We have said for a while now that a "fluctuating workweek" pay plan might suit some employers' needs as to workers whom they will no longer treat as overtime-exempt in light of the U.S. Labor Department's coming federal Fair Labor Standards Act exemption changes.
This approach calls for paying a non-exempt employee a salary representing his or her straight-time compensation for all hours worked in a workweek, including those exceeding 40. Under the FLSA, this means that the salary itself represents the "one" of "one and one-half" for overtime purposes. So, for hours worked over 40 in the workweek, the employee is due an additional one-half of the hourly rate figured by dividing the salary by all of the workweek's worktime. The regular hourly rate declines as the number of hours worked increases (although obviously the regular rate can never be less than the minimum wage).
Leaving aside USDOL efforts to discourage the use of such plans, employers are sometimes concerned about the employee-relations effects arising from the fluctuating regular rate and from the half-time overtime premium. These characteristics of a proper fluctuating-workweek plan are entirely lawful under the FLSA, but variations on the plan might help strike a better balance between labor costs and employees' reactions.
Variation 1: Adopting A Higher Rate "Floor"

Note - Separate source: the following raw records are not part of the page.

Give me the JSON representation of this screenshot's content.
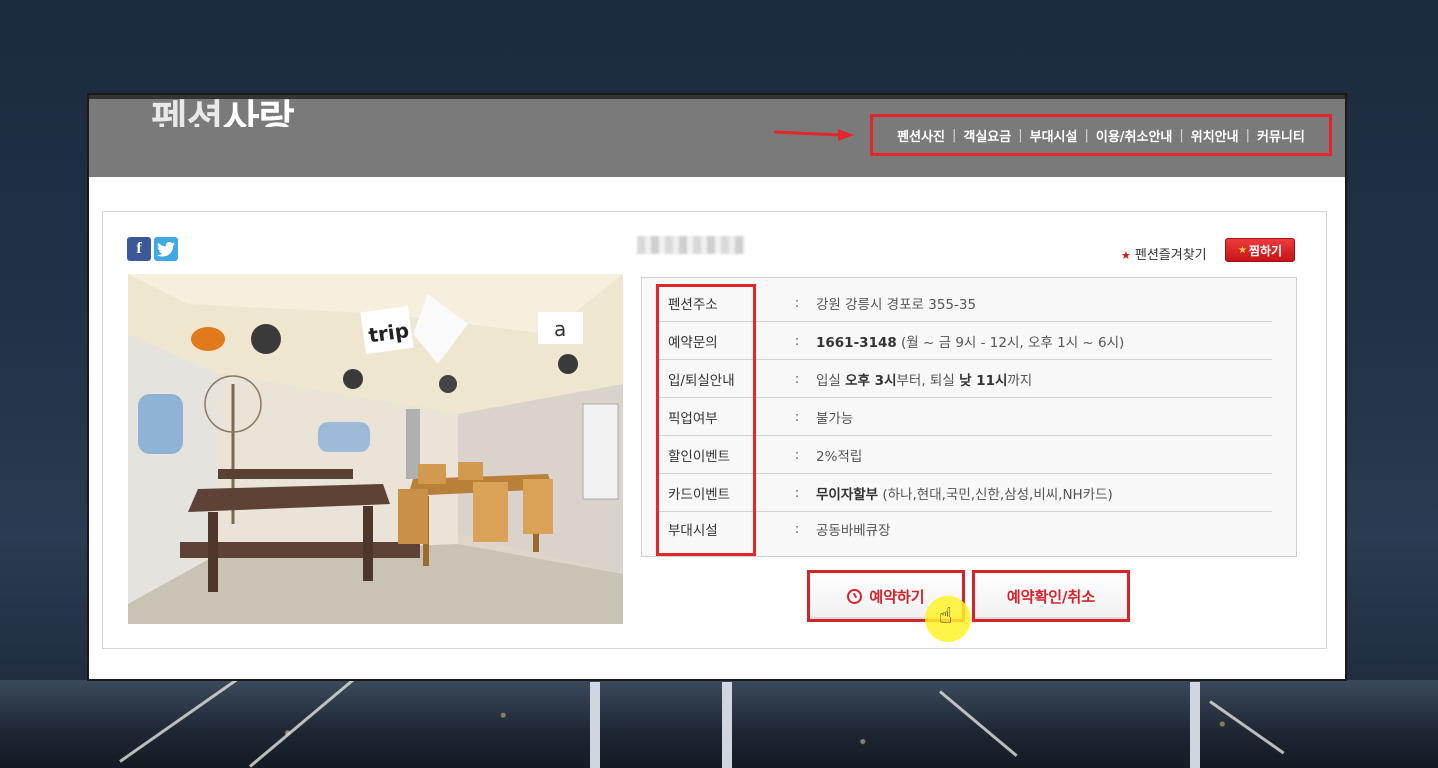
{
  "header": {
    "logo_text_a": "펜션",
    "logo_text_b": "사랑",
    "nav": [
      {
        "label": "펜션사진"
      },
      {
        "label": "객실요금"
      },
      {
        "label": "부대시설"
      },
      {
        "label": "이용/취소안내"
      },
      {
        "label": "위치안내"
      },
      {
        "label": "커뮤니티"
      }
    ],
    "nav_separator": "|",
    "highlight_color": "#e3262b"
  },
  "social": {
    "facebook_icon": "facebook-icon",
    "twitter_icon": "twitter-icon",
    "facebook_glyph": "f",
    "twitter_glyph": "t"
  },
  "favorite": {
    "text": "펜션즐겨찾기",
    "button_label": "찜하기"
  },
  "info": {
    "colon": ":",
    "rows": [
      {
        "label": "펜션주소",
        "value": "강원 강릉시 경포로 355-35"
      },
      {
        "label": "예약문의",
        "value_bold": "1661-3148",
        "value": " (월 ~ 금 9시 - 12시, 오후 1시 ~ 6시)"
      },
      {
        "label": "입/퇴실안내",
        "v1": "입실 ",
        "v2": "오후 3시",
        "v3": "부터, 퇴실 ",
        "v4": "낮 11시",
        "v5": "까지"
      },
      {
        "label": "픽업여부",
        "value": "불가능"
      },
      {
        "label": "할인이벤트",
        "value": "2%적립"
      },
      {
        "label": "카드이벤트",
        "value_bold": "무이자할부",
        "value": " (하나,현대,국민,신한,삼성,비씨,NH카드)"
      },
      {
        "label": "부대시설",
        "value": "공동바베큐장"
      }
    ]
  },
  "buttons": {
    "reserve": "예약하기",
    "confirm": "예약확인/취소"
  },
  "photo": {
    "sign_trip": "trip",
    "sign_a": "a"
  }
}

As an illustration, assume that an employee is paid a weekly salary of $750 as her straight-time pay for all of her hours worked in a workweek. For her FLSA overtime hours worked, she will receive overtime premium pay at not less than one-half times the rate determined by dividing her hours worked into that salary.

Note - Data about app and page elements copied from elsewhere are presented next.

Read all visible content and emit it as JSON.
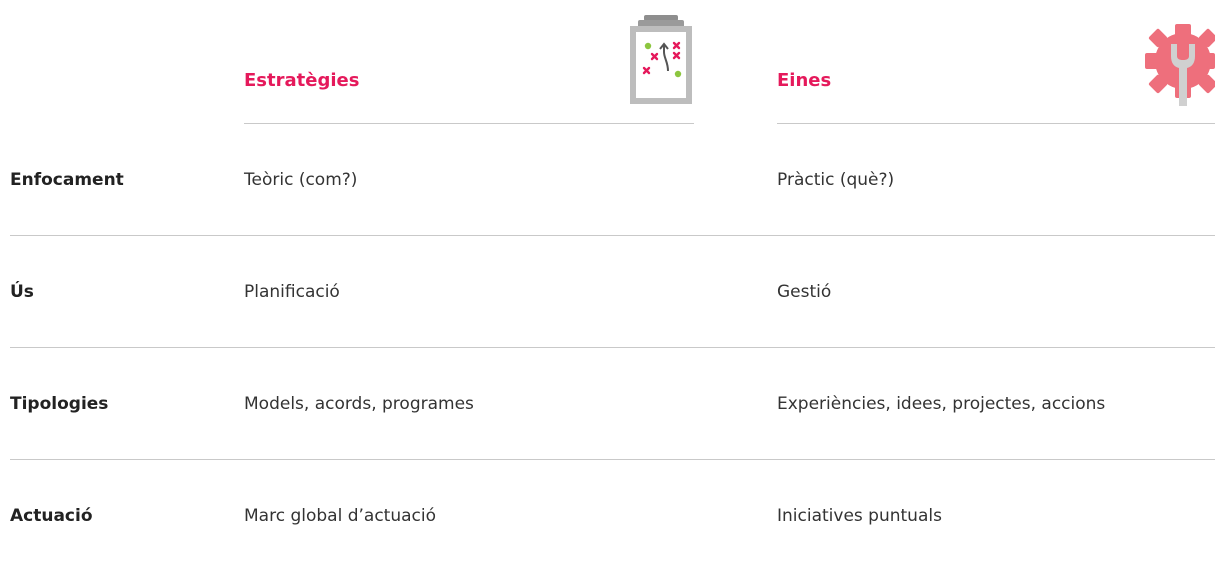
{
  "headers": {
    "col1": "Estratègies",
    "col2": "Eines"
  },
  "icons": {
    "col1": "clipboard-strategy-icon",
    "col2": "gear-wrench-icon"
  },
  "rows": [
    {
      "label": "Enfocament",
      "estrategies": "Teòric (com?)",
      "eines": "Pràctic (què?)"
    },
    {
      "label": "Ús",
      "estrategies": "Planificació",
      "eines": "Gestió"
    },
    {
      "label": "Tipologies",
      "estrategies": "Models, acords, programes",
      "eines": "Experiències, idees, projectes, accions"
    },
    {
      "label": "Actuació",
      "estrategies": "Marc global d’actuació",
      "eines": "Iniciatives puntuals"
    }
  ],
  "colors": {
    "accent": "#e5195b",
    "gear": "#ee6f7c",
    "divider": "#c9c9c9",
    "clipboard": "#b3b3b3",
    "green": "#8cc63f"
  }
}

However, the employer's pay plan also provides that this regular hourly rate will never be less than $15 per hour. Once her rate drops to this level, her half-time premium rate for her overtime hours worked will be a constant ($15 ÷ 2) = $7.50 per hour, even if her FLSA regular rate is lower.
If she works 60 hours in a workweek, for instance, her actual FLSA half-time premium rate would be [($750 ÷ 60 Hrs.) × 0.5] = $6.25 per hour, leading to overtime premium pay of ($6.25 × 20 OT Hrs.) = $125. But instead, her pay plan calls for her to receive overtime premium of ($7.50 × 20 OT Hrs.) = $150.
Variation 2: Increasing The Multiplier
For a different approach, assume that an employee is paid a weekly salary of $750 as his straight-time pay for all of his hours worked in a workweek. For his FLSA overtime hours worked up to 50 in a workweek, he will receive overtime premium at one-half times the regular rate determined by dividing his hours worked into that salary.
However, if he works more than 50 hours in a workweek, his pay plan calls for him to be paid for the hours worked over 50 at a multiple of 1.5 times (rather than only 0.5 times) the regular rate determined by dividing his hours worked into that salary. If he works 60 hours in a workweek, for example, his overtime premium would be:
[($750 ÷ 60 Hrs.) × 0.5 × 10 OT Hrs.)] = $62.50
[($750 ÷ 60 Hrs.) × 1.5 × 10 OT Hrs.)] = $187.50
($62.50 + $187.50) = $250,
rather than just [($750 ÷ 60 Hrs.) × 0.5 × 20 OT Hrs.)] = $125.
His FLSA regular rate continues to decline as his overtime hours worked increase, but, for hours worked over 50 in a workweek, he is being paid at a higher multiple than the FLSA requires.
The Bottom Line
Each of these approaches is consistent with USDOL's interpretations that:
- The payment of "overtime premiums" is not incompatible with the "fixed salary" contemplated under the fluctuating-workweek method, and
- Requiring that "not less than" the prescribed half-time premium be paid for overtime hours worked "does not prohibit paying more."
These alternatives are not mutually-exclusive. Moreover, there are others that an employer might consider.
The details of how such pay plans are established and administered will of course be important. And, as always, the applicable laws of other jurisdictions (some of which might not permit fluctuating-workweek plans) must also be taken into account.